Charlotte and William manage to sneak out of Sacred Heart and even see Willow’s show.  Afterwards, they wait with a line of other admirers outside the Stage Door.  William gets Willows autograph and calls her Ah-ma and when the actress begins to cry William knows that he’s finally found his mother.  But she is whisked off in a taxi and William is left sitting in the alley for hours.  One of the performers takes pity on William and Charlotte and gives them backstage tickets for the next performance.  There, William gets a chance to speak with Willow before her next performance.  Unfortunately, Sister Briganti arrives to take the two orphans back to Sacred Heart before William can get all of the answers about his past.

Will William find Willow again?  Will he ever find out how he wound up at Sacred Heart?  But most importantly, does Willow still want her little boy?  Songs of Willow Frost is an interesting tale about the bond of parent and child, duty to society and the history of early motion pictures.  I was seriously afraid that Songs would be a Sophomore Slump type book.  Not so.  Granted, Songs doesn't combine the same number of interesting issues with the same amount of finesse as Hotel On the Corner of Bitter and Sweet, but this is a separate book set in a separate time.  I wasn't disappointed.  

X-Factor: I'm a sucker for the background on things I love.  Learning about the early days of film in Seattle (as opposed to Hollywood) was really cool.  I almost wish there'd been more back story for Colin just so I could find out more but, alas.  A nice historical touch.

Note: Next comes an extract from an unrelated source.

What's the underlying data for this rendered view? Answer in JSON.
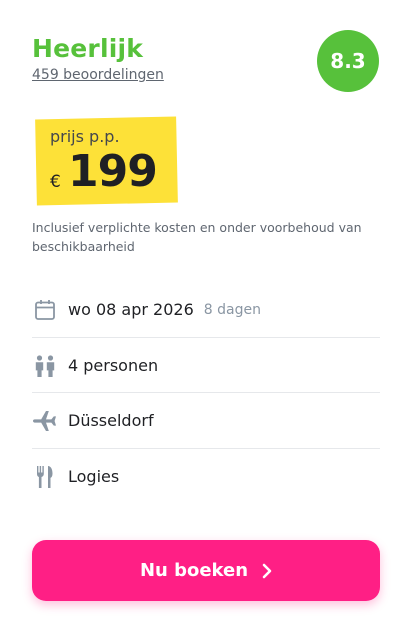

Songs of Willow Frost is available wherever you can manage to buy a print book.